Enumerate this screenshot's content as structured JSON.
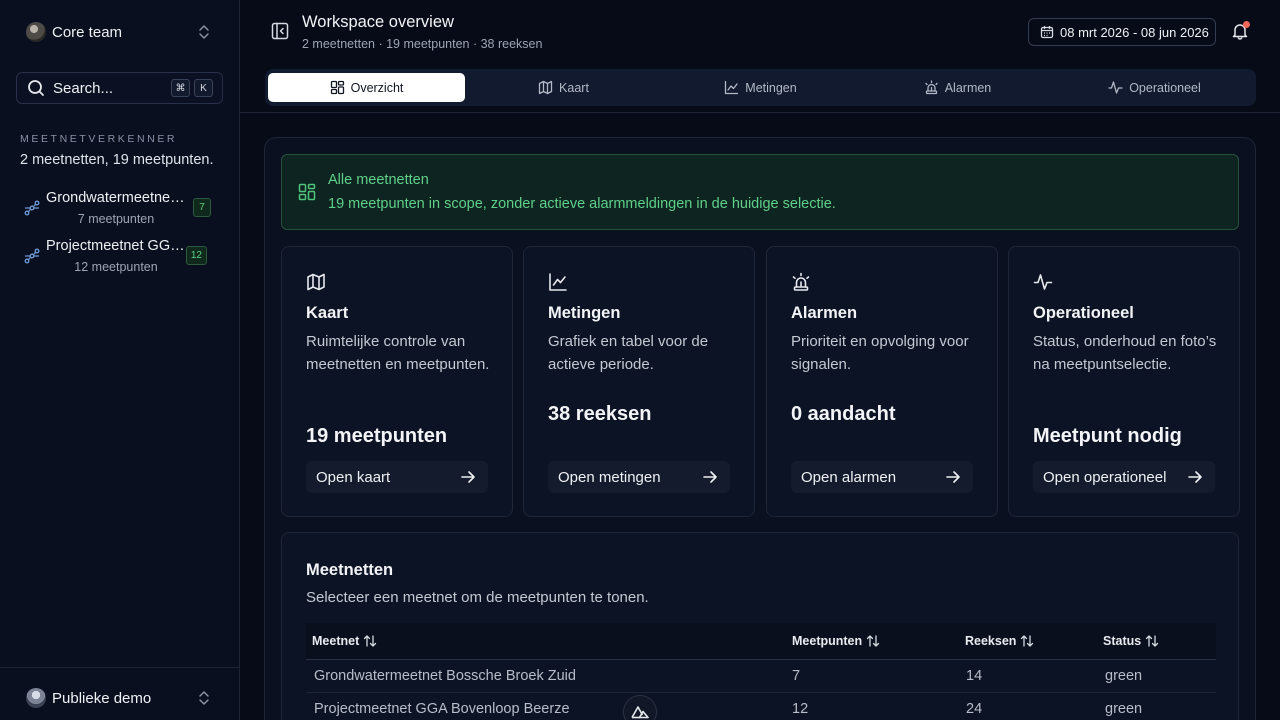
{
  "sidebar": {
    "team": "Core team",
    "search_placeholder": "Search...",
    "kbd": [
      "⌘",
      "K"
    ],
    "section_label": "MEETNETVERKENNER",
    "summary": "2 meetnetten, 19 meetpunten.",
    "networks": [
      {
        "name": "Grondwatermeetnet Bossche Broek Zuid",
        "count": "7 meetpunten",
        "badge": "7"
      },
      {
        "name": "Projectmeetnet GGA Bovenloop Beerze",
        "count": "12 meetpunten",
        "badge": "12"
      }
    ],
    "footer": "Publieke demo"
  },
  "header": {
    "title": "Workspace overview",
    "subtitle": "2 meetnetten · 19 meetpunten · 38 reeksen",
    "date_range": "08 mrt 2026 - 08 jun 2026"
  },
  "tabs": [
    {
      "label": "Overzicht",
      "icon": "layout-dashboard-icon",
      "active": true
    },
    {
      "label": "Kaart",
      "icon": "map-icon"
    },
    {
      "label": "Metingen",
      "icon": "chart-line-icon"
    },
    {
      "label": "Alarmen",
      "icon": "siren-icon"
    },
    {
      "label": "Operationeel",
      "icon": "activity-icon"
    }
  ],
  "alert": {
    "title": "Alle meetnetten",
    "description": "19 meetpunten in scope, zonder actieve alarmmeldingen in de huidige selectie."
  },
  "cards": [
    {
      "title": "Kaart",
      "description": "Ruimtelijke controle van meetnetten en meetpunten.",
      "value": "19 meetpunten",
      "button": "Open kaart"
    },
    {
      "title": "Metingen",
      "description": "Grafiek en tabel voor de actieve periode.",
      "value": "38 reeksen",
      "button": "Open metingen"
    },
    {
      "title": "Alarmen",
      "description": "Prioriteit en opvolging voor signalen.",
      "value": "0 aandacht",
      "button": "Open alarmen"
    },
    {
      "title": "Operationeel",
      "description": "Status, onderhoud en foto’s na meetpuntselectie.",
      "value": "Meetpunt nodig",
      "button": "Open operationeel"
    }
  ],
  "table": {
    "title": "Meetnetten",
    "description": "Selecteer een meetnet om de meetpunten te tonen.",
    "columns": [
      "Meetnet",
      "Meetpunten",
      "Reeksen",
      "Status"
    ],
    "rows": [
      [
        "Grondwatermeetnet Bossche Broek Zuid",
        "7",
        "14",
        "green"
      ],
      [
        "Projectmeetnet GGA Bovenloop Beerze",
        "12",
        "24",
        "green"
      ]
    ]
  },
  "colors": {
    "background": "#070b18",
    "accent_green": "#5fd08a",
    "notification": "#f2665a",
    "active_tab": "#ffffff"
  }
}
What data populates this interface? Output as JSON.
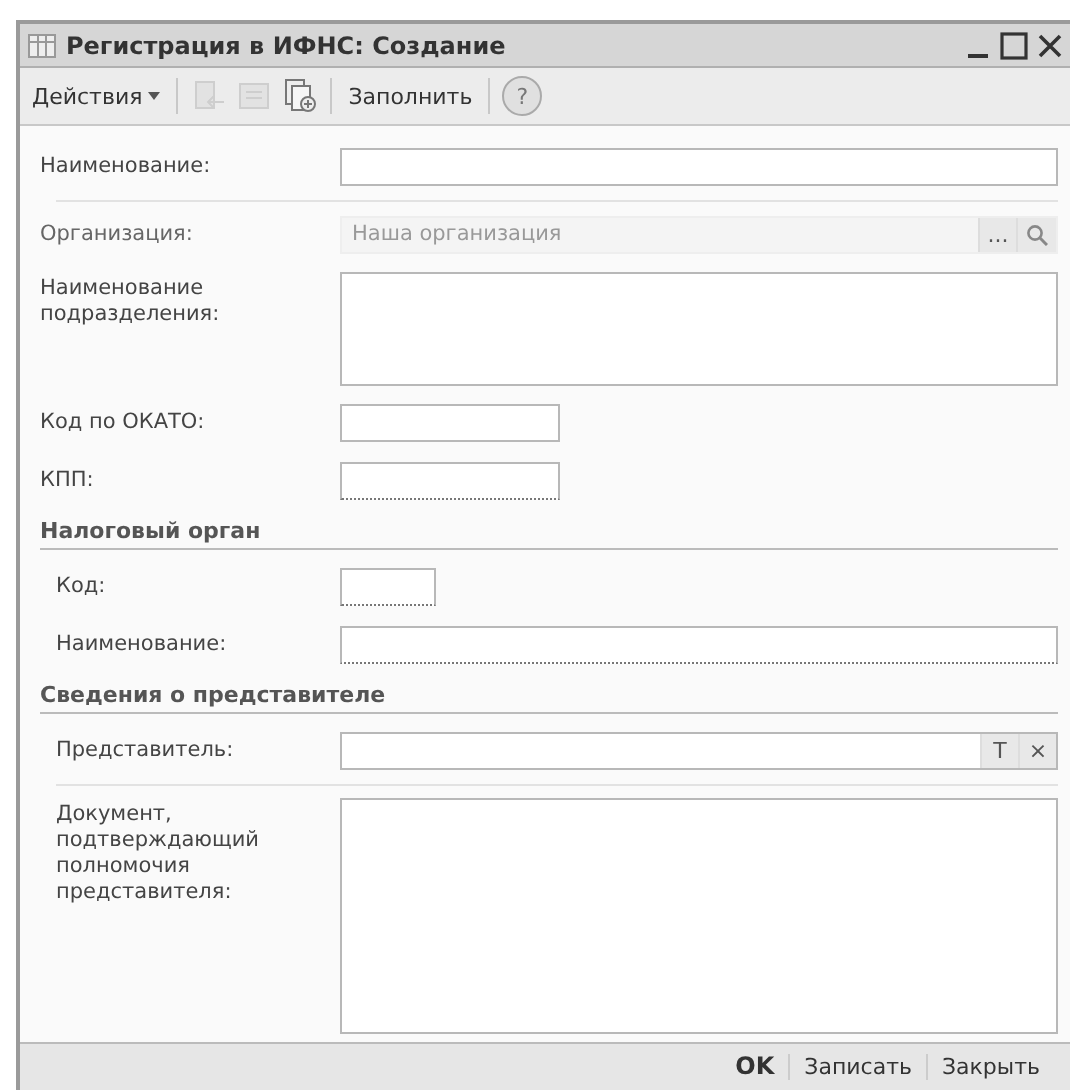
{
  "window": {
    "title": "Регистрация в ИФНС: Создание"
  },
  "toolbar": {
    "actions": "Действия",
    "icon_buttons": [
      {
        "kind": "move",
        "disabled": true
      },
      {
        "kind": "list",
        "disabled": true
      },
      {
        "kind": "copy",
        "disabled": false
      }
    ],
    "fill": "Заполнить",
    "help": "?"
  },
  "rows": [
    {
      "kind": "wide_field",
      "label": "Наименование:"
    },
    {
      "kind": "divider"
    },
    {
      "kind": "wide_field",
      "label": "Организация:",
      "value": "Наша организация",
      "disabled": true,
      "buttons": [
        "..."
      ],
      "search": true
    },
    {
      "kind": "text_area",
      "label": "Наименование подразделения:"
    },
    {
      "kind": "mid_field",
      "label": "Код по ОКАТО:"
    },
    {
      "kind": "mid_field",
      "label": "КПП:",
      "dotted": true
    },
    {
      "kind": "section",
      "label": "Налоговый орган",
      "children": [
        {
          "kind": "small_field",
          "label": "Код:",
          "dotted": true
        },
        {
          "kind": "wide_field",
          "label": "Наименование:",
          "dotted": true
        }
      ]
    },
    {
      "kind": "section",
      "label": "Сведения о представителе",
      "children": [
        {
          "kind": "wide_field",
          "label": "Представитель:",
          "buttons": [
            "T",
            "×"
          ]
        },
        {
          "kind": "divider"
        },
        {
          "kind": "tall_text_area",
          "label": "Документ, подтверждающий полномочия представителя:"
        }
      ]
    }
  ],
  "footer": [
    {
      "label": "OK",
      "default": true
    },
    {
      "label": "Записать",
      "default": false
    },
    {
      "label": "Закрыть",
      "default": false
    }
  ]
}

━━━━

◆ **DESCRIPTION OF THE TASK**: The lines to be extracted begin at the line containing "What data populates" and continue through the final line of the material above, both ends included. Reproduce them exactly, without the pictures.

◆ **FINISHED EXERCISE**:
What data populates this interface? Output as JSON.
{
  "window": {
    "title": "Регистрация в ИФНС: Создание"
  },
  "toolbar": {
    "actions": "Действия",
    "icon_buttons": [
      {
        "kind": "move",
        "disabled": true
      },
      {
        "kind": "list",
        "disabled": true
      },
      {
        "kind": "copy",
        "disabled": false
      }
    ],
    "fill": "Заполнить",
    "help": "?"
  },
  "rows": [
    {
      "kind": "wide_field",
      "label": "Наименование:"
    },
    {
      "kind": "divider"
    },
    {
      "kind": "wide_field",
      "label": "Организация:",
      "value": "Наша организация",
      "disabled": true,
      "buttons": [
        "..."
      ],
      "search": true
    },
    {
      "kind": "text_area",
      "label": "Наименование подразделения:"
    },
    {
      "kind": "mid_field",
      "label": "Код по ОКАТО:"
    },
    {
      "kind": "mid_field",
      "label": "КПП:",
      "dotted": true
    },
    {
      "kind": "section",
      "label": "Налоговый орган",
      "children": [
        {
          "kind": "small_field",
          "label": "Код:",
          "dotted": true
        },
        {
          "kind": "wide_field",
          "label": "Наименование:",
          "dotted": true
        }
      ]
    },
    {
      "kind": "section",
      "label": "Сведения о представителе",
      "children": [
        {
          "kind": "wide_field",
          "label": "Представитель:",
          "buttons": [
            "T",
            "×"
          ]
        },
        {
          "kind": "divider"
        },
        {
          "kind": "tall_text_area",
          "label": "Документ, подтверждающий полномочия представителя:"
        }
      ]
    }
  ],
  "footer": [
    {
      "label": "OK",
      "default": true
    },
    {
      "label": "Записать",
      "default": false
    },
    {
      "label": "Закрыть",
      "default": false
    }
  ]
}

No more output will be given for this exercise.